··· DATASET ENTRIES ···

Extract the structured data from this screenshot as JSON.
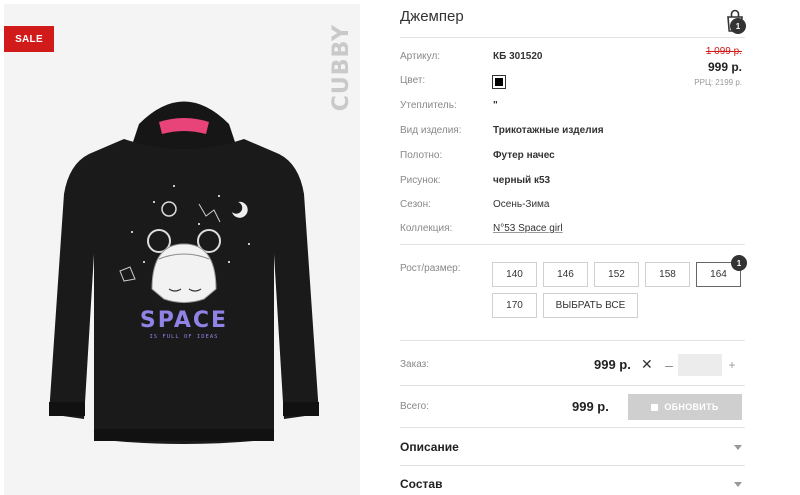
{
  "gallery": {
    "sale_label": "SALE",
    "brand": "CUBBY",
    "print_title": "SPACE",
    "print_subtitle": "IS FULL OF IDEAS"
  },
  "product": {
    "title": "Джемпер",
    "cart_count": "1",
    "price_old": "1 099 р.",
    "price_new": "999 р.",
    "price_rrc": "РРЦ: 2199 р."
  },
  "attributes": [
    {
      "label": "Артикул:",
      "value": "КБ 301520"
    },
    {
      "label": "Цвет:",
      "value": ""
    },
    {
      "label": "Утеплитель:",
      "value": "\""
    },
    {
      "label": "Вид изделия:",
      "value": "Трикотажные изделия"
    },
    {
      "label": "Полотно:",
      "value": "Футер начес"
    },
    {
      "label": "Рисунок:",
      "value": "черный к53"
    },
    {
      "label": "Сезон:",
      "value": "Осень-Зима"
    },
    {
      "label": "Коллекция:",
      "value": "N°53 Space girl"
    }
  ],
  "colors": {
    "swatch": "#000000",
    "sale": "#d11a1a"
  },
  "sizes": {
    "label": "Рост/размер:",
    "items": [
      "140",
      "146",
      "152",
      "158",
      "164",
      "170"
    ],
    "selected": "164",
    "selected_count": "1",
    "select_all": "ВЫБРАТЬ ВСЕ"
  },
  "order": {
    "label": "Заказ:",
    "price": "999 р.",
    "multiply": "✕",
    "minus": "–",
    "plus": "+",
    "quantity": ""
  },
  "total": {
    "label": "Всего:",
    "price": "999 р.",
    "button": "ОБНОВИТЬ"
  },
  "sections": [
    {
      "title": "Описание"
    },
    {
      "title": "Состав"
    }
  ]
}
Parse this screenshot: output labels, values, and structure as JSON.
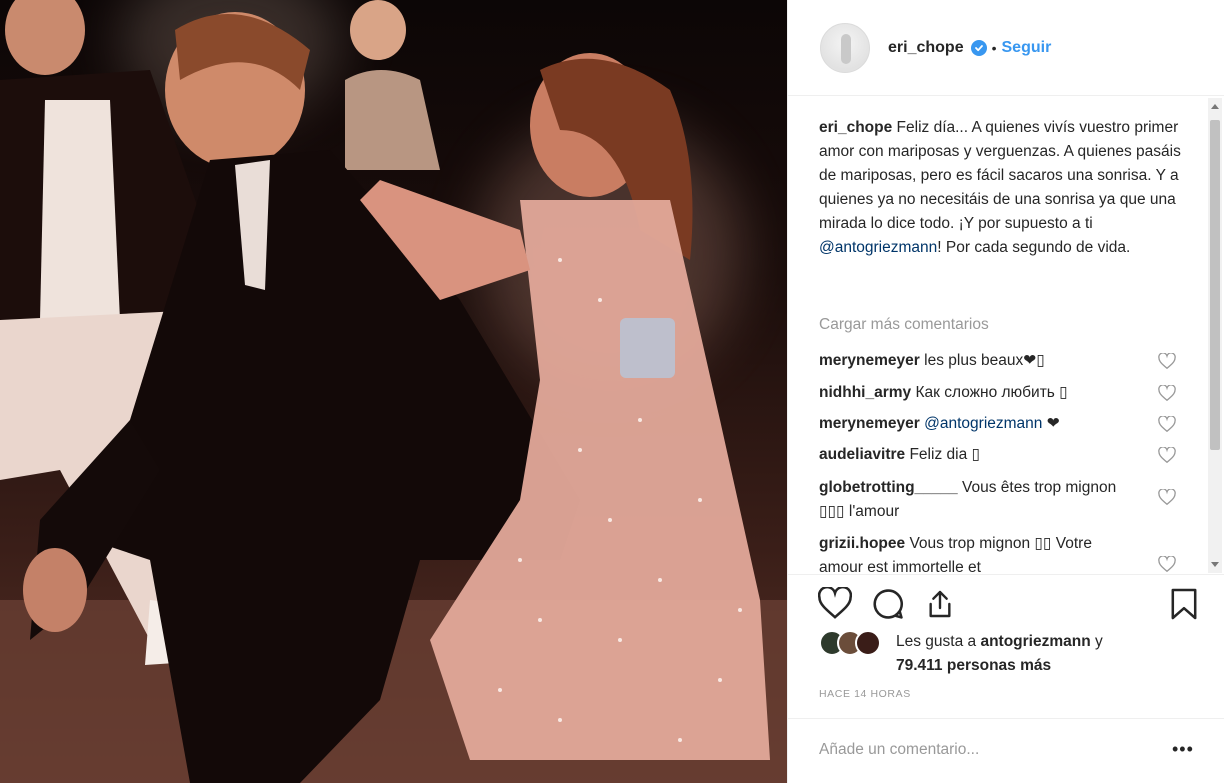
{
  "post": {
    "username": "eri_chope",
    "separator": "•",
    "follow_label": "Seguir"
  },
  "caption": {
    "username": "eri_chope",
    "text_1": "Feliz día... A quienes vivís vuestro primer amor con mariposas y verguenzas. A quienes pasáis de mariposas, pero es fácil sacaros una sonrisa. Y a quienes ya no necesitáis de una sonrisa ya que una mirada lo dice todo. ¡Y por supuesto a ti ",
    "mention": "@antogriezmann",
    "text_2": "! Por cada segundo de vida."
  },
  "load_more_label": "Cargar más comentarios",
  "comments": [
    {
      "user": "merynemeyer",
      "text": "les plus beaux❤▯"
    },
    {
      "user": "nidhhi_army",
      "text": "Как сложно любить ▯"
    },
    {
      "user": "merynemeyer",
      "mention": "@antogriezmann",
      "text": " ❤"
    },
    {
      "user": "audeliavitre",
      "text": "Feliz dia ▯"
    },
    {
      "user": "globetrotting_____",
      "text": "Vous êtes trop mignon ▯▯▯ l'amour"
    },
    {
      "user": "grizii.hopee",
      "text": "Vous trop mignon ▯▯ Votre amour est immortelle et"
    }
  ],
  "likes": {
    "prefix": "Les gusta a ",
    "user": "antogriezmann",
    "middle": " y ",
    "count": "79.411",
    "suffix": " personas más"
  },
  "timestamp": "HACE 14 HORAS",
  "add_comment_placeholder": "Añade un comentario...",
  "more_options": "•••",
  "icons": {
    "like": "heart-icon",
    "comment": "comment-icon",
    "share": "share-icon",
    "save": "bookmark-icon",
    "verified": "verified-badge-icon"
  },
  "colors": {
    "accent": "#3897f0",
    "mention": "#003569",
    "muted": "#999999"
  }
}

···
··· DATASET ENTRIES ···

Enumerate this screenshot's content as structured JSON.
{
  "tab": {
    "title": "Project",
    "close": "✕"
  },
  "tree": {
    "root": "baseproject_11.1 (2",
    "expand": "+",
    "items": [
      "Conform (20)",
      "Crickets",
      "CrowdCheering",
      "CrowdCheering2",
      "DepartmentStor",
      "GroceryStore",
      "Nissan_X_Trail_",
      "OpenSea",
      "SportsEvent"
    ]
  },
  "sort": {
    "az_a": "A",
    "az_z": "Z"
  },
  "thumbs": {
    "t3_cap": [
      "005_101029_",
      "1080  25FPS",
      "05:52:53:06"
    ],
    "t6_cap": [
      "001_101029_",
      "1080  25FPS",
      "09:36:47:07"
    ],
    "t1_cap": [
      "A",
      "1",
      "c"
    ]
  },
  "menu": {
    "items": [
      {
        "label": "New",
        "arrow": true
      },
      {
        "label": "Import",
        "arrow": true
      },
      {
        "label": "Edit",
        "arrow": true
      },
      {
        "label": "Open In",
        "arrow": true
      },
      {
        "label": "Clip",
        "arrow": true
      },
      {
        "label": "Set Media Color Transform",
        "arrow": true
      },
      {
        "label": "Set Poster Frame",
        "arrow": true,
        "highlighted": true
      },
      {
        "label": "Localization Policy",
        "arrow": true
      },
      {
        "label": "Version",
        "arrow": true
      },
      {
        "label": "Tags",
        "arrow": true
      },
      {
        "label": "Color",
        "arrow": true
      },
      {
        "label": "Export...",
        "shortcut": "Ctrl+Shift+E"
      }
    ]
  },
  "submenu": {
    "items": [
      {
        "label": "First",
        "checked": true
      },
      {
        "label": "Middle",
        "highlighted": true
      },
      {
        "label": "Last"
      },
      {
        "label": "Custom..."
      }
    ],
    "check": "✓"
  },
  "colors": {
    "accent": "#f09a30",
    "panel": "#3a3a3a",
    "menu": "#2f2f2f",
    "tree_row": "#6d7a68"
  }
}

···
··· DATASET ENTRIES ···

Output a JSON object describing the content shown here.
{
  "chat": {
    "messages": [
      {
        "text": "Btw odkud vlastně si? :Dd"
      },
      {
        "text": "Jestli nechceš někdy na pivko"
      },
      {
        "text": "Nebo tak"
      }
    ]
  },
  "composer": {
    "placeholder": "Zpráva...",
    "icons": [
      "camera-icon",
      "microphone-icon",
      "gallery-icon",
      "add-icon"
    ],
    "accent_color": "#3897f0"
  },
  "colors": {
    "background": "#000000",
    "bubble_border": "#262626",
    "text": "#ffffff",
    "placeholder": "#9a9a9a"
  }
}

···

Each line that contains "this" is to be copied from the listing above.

Extract the structured data from this screenshot as JSON.
Parse this screenshot: output labels, values, and structure as JSON.
Enumerate this screenshot's content as structured JSON.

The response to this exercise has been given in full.